If the loom is the canvas, and the weaver is the artist, what is the fiber? Moni Gupta, a genial 21-year-old artisan who specializes in hand-spinning, says simply, “Fiber is the main ingredient. Great rugs are possible because of great yarn.” Fortunately for us, great yarn is possible because of Moni.
As with all artisanal pursuits, a high degree of skill is achieved not simply through an innate gift, but also through hours upon hours of trials and tribulations; of errors and frustrations. Despite her current expertise, common mistakes marred Moni’s early days as a hand-spinner: over-spinning, losing her yarn end, and mistiming the treadles.
However, her hard work has paid off. Moni’s craft is now as natural as the caterpillar spinning its cocoon. It’s intuitive, effortless, and elegant; its pace rhythmic and hypnotic. Using only her hands, Moni slowly feeds the fiber onto the 'drive wheel' (which, in this case, is a homemade apparatus of local wood and nails; a symphony of applied knowledge and technique) while simultaneously controlling the movement with her feet; pressing the 'treadles' at the base in a fluid heel-to-toe motion.

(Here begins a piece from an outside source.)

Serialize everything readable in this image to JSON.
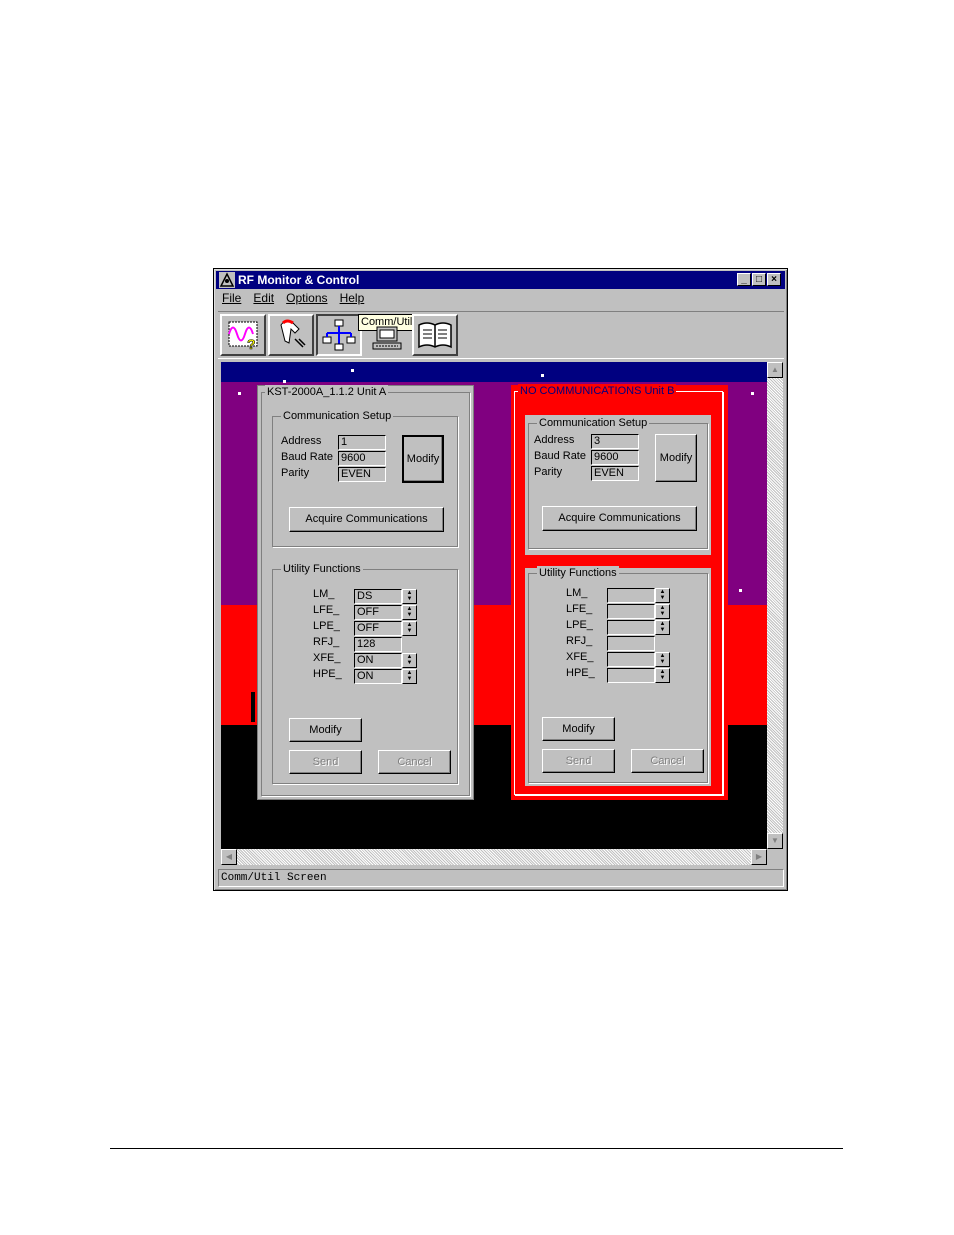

“ If the loom is the canvas, and the weaver is the artist, what is the fiber?
Such mastery is only earned with years of repetition and tutelage. For the latter, Moni is blessed with the knowledge of the elder artisans in her village, who have been plying this craft for decades. As she acquires more experience, Moni will step into a mentorship role for the community's youth. An organic progression of quiet mastery, passed down from father to daughter, from generation to generation.
So then, in the art of rug making, fiber is the paint, but Moni? Moni is the paintbrush.